Ignorance and Stupidity (2/2)
In the previous post I started a discussion of ignorance and stupidity. I noted that: a) they are not the same thing; nor are they necessarily connected; b) neither is the same as the lack of intelligence; and, most importantly, that c) ignorance is a correctible condition whereas stupidity is a born-in trait. Having dispensed with ignorance in the previous post, we now turn to the more complicated topic of stupidity –
Every waking moment our brains continuously run through a 3-stroke cycle: ‘observe- decide- act’. That cycle can be fast: [see snake (observe) -> must escape (decide) -> run (act)]. Or it can be slow: [college grads make more money (observe) -> must get into college (decide) -> study hard (act.)]
Any of these 3 steps can go wrong, leading to an undesirable outcome:
1. Step 1 can go wrong because of poor sensory faculties, incuriosity, lack of motivation, etc.
2. Step 2 goes wrong when we arrive at the wrong conclusion or no conclusion.

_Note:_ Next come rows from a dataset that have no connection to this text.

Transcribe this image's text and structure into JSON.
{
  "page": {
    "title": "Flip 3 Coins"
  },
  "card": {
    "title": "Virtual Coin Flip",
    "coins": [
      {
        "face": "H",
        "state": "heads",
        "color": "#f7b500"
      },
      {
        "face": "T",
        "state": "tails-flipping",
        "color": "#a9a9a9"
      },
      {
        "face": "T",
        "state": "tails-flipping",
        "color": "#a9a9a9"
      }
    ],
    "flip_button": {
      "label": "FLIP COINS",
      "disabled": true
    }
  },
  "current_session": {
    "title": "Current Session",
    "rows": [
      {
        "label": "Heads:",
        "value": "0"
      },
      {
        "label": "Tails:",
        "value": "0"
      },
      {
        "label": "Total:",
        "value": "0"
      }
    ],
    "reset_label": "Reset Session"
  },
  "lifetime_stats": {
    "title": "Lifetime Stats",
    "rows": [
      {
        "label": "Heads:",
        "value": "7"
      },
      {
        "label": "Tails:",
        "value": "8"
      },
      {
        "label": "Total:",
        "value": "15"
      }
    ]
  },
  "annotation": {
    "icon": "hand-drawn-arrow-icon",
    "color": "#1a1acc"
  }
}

3. Step 3 fails when the action is wrong, (e.g. run toward the snake rather than away from it,) or when we fail to act.
The kernel of stupidity lies mostly in step 2. In this step the brain integrates the inputs (sensory, learned, etc.,) with the data already stored in it, (values, upbringing, culture, role models, fears, superstitions, etc.,) and makes a decision. This happens in the prefrontal cortex. Teenagers sometimes exhibit poor judgment because their prefrontal cortex is not fully formed. Grown-ups do stupid things mostly because the stored database is bad (dogmas, superstition, provincial culture, poor upbringing, bad role models, etc.) Or because the brain is incapable of performing the analysis and the synthesis required to reach a proper decision (differentiating cause from effect, connecting cause and effect, spotting common traits, detecting clues, etc.)
Although stupidity is predominently the result of a failure in step 2, deficiencies in the other steps can also contribute to it.
In part 1 we saw that being ignorant of something does not make the person ignorant. Similarly, a normal person can do or say something stupid once in a while; and that does not make him/her stupid. To earn that “distinction”, stupidity needs to be the default mode or a characteristic trait.
Again, this is just a quick sketch of a complicated subject. There is much more to it than that.
PS. The medieval Arab poet Al-Mutanábby wrote a beautiful line about stupidity.
لكل داء دواء يُسْتطَبّ به إلا الحماقة أعيت من يداويها
It means: For every ailment there is a medicament. Except foolishness; it defeats those who try to cure it.
يمكنك دعم الموقع من هنا
مؤسسة ندى لحماية الفتيات